We are, apparently, already beginning to see the effects of the recent Supreme Court decision that upheld an Indiana law requiring voters to produce a photo I.D. at the polls. On Monday, the New York Times reported on a measure currently being considered in Missouri that would go even further than the disputed Indiana law.
Missouri legislators are reportedly expected to support a proposed constitutional amendment that, if passed, would mean state residents would have to show proof of citizenship when they go to vote. That means a birth certificate, a passport or naturalization papers. According to the Times, at least 19 state legislatures are considering something like this, but "only in Missouri does the requirement have a chance of taking effect before the presidential election." If passed by the Legislature, the amendment would still have to go to the voters themselves for approval.

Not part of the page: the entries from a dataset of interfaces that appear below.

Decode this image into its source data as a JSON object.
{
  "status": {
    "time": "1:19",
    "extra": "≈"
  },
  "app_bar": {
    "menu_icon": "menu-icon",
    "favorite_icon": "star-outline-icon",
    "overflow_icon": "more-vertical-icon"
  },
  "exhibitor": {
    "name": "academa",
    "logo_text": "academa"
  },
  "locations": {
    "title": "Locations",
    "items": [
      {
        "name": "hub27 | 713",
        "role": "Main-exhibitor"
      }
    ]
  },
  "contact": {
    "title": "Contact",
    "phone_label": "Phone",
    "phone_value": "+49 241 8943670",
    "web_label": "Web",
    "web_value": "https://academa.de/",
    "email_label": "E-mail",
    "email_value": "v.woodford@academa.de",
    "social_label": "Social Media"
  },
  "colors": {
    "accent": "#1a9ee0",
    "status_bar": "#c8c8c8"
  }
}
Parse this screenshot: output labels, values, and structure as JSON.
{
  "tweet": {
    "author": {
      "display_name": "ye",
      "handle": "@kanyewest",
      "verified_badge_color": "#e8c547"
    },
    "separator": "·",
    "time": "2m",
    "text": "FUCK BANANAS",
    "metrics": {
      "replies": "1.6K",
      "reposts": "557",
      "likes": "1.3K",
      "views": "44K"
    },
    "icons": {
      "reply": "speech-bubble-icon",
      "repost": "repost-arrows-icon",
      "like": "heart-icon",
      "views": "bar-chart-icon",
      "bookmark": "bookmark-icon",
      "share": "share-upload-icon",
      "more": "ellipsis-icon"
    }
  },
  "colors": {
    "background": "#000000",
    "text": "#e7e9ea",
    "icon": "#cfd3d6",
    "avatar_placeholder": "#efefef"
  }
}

There seems to be little statistical basis for the Republican fixation on voter fraud. The few studies that have been done show fraud to be insignificant to the outcome of elections; it has been measured at levels as low as .0004 percent (PDF) of all ballots cast. Loraine Minnite, an assistant professor of political science at Barnard College, conducted a study of elections from 1992 to 2002 for Demos, a London- and New York-based public-policy think tank. Her analysis of the numbers showed that "the incidence of election fraud in the United States is low and that fraud has had a minimal impact on electoral outcomes."